Your instructions »
What lines in the records below contain the string "Attention"? Copy every one.

Extracted information »

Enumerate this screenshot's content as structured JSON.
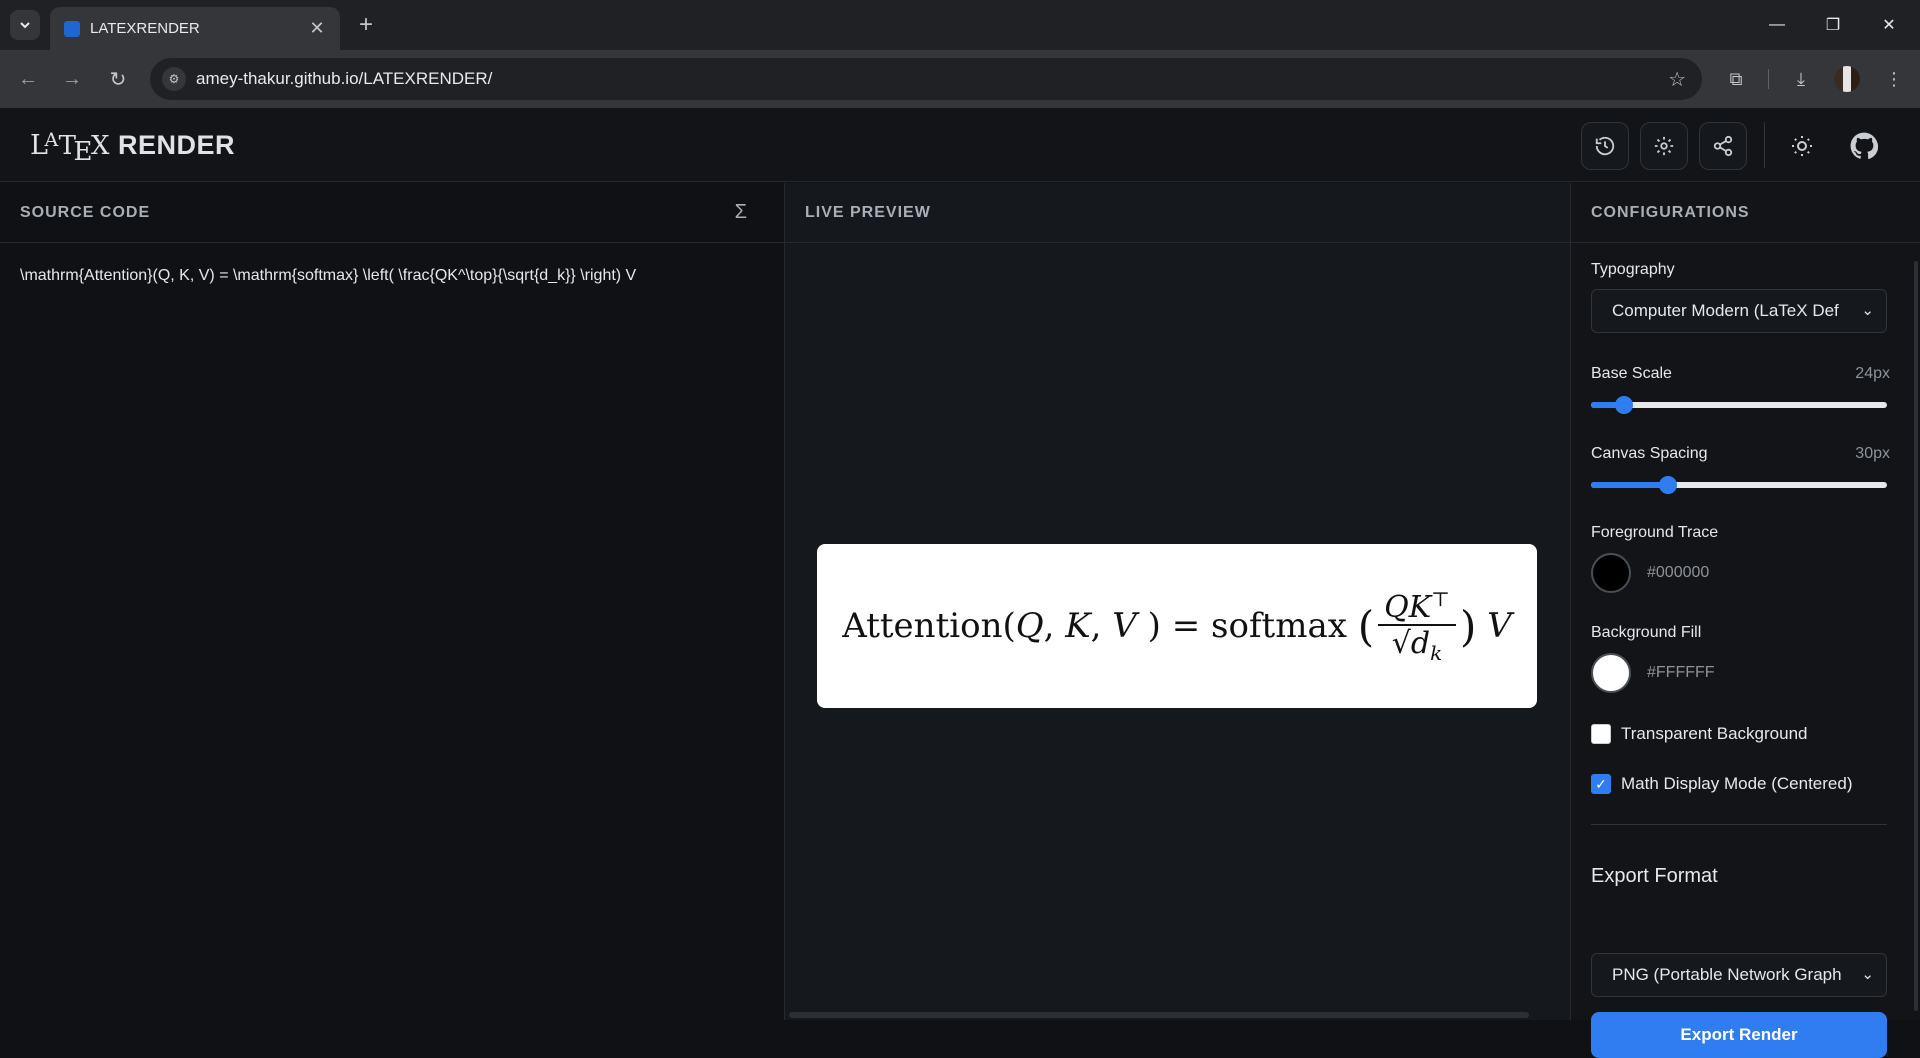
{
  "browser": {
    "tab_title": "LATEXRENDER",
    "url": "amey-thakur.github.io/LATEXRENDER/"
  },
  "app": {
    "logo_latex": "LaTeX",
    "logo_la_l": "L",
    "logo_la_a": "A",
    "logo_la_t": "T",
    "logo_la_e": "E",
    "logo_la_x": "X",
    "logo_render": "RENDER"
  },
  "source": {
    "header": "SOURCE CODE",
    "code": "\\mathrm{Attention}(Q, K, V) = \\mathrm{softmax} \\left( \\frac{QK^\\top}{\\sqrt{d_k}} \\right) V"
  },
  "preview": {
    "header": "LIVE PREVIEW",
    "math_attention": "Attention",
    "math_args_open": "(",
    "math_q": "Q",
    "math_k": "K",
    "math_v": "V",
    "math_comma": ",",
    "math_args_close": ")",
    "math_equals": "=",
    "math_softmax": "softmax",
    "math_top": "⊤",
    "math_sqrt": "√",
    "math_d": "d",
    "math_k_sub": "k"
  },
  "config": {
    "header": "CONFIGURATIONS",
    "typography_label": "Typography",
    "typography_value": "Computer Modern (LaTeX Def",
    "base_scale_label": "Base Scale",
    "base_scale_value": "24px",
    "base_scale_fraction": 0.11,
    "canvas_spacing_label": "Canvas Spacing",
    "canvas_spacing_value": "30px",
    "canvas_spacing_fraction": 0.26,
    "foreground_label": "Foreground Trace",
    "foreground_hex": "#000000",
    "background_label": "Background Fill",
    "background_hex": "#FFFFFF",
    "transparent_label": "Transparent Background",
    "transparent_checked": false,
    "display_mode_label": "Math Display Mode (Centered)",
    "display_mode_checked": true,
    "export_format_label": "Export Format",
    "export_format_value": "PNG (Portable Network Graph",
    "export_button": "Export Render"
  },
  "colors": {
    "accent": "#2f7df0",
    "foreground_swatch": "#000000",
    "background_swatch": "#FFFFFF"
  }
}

Reply to the exercise »
    "code": "\\mathrm{Attention}(Q, K, V) = \\mathrm{softmax} \\left( \\frac{QK^\\top}{\\sqrt{d_k}} \\right) V"
    "math_attention": "Attention",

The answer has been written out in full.